Over the past five months, Rogers, Shaw and Quebecor successfully argued cellphone users will benefit from their deals, in cases before the Competition Tribunal and Federal Court of Appeal. Quebecor and Rogers offered the government guarantees on pricing, which Mr. Champagne is now reviewing.
Allowing Quebecor to buy Freedom “will not in and of itself likely lead to a major lowering of prices for wireless telecom services across Canada,” the C.D. Howe report said. “That’s because telecom in Canada continues to be unnecessarily protected from the entry of real and effective foreign-based competitors.”
Current Commissioner of Competition Matthew Boswell and his team also maintained, in court hearings, that selling Freedom to Quebecor will not result in significant reductions in cellphone fees.
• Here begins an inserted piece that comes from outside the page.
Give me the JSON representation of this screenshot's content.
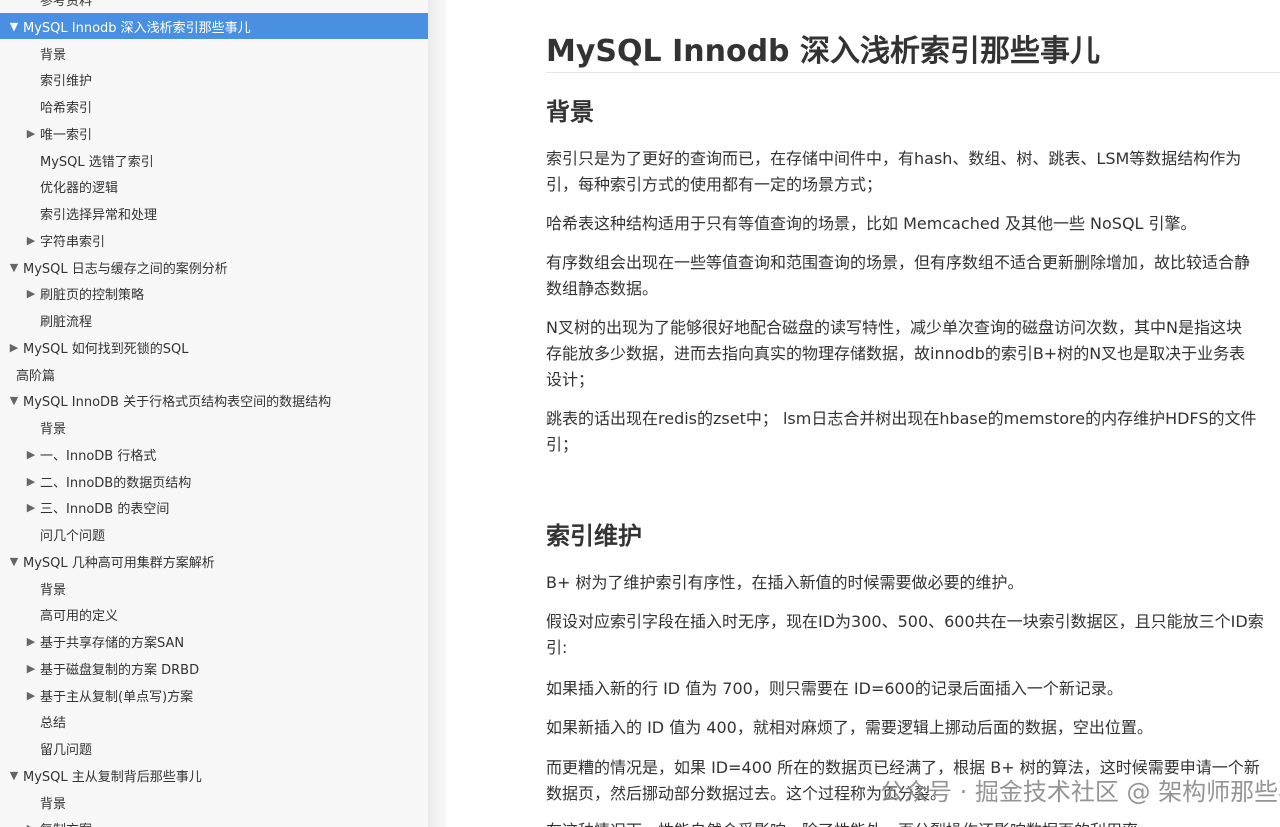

The C.D. Howe report said the lengthy and high-profile fight between regulators and telecom companies “brought real attention to the significantly higher prices paid by consumers in Canada for wireless telecom services.”
Rogers struck its deal to acquire Shaw in March, 2021, and agreed to sell Freedom to Quebecor in June, 2022. The companies have extended the deadlines on closing the transactions several times, and currently target finishing the deals by March 31.
In the agricultural and airline industries, the C.D. Howe report concluded lack of foreign competition is resulting in higher prices for Canadians. They said Canada’s supply management systems for milk, chicken and eggs “thwart real competition and lower prices for consumers.” The authors said foreign airlines should be allowed to fly between Canadian cities, rather than being restricted to international routes.
“From a competition-policy perspective, supply management in the agricultural sector is a prime candidate, in parallel with the telecom sector and airline cabotage, for serious restructuring in favour of greater reliance on more open and competitive markets,” said the report.